During a rheumatology appointment, a lot of information needs to be covered in a short amount of time, and Dr. Miller says it’s not uncommon for patients to think of additional medication questions after they’ve left their appointment.

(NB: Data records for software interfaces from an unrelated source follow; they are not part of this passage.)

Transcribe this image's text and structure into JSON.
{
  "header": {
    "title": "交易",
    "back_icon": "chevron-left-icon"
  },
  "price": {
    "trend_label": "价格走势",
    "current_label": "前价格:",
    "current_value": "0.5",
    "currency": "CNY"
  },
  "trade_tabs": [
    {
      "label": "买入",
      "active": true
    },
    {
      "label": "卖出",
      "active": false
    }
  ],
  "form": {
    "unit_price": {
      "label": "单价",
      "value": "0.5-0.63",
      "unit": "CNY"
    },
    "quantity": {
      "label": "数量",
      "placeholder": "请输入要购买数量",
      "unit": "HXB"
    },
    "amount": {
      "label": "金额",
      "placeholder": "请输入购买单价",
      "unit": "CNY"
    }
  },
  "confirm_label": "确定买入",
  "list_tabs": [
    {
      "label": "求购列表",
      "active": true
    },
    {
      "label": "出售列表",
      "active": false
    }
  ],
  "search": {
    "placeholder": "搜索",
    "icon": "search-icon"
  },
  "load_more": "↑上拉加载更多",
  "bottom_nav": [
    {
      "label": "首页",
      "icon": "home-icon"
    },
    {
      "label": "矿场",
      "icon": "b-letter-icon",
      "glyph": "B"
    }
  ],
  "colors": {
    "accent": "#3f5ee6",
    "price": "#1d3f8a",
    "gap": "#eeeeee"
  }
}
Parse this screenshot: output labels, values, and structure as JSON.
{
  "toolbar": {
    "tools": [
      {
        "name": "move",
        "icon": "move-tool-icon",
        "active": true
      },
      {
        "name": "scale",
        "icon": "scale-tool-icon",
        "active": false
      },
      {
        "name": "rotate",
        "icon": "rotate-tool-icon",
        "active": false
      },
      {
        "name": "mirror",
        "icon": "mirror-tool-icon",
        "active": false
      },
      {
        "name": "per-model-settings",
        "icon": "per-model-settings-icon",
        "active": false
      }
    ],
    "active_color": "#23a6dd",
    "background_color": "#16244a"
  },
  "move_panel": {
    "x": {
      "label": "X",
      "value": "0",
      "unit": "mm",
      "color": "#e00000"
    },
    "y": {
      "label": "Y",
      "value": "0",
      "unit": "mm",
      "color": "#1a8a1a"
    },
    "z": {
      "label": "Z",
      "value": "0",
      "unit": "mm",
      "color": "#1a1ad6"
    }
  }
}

By providing medication counseling and education, pharmacists can help bridge the gap between patients and rheumatologists.
Because pharmacists are well educated in both prescription and over-the-counter medications, Dr. Miller says they can help patients better understand their prescriptions, answer specific questions and address any concerns.
“Since rheumatologists often have limited time with patients, they might not be able to address all of the questions a patient has about their medications,” Dr. Miller says. “For example, many RA patients who are starting methotrexate for the first time want to know about potential side effects, how long it will take for the medication to start working and the difference between methotrexate pills and shots.”
Assisting with Prior Authorizations
Dr. Miller says another way pharmacists can free up physician time is by assisting with the prior authorization (PA) process for prescription medications.
“The process of obtaining a PA can be very time consuming,” Dr. Miller says.
Pharmacists assist in the process, and Ms. Ramey says they can also speed up the process.
“In a retrospective review of patient records followed in the rheumatology clinics at the University of Kentucky, we found that adding a pharmacist to initiate and track the PA process decreased the time to PA from 52 days to 6.43 days,” Ms. Ramey says, citing an abstract that she and her colleagues presented at the 2017 ACR/ARHP Annual Meeting.2
Assisting with the PA process also allows pharmacists to determine if the patient is able to afford the medication, says Dr. Farrell.
“We try to find the right balance between the right medication for the patient based on their clinical status and the affordability of their insurance,” she says.
Thanks to the expansion of electronic prior authorization (ePA) by the National Council for Prescription Drug Programs, many pharmacists can now electronically initiate and handle pre-approval or prior authorization (PA) with health plans in real time, which expedites the dispensing of prescriptions.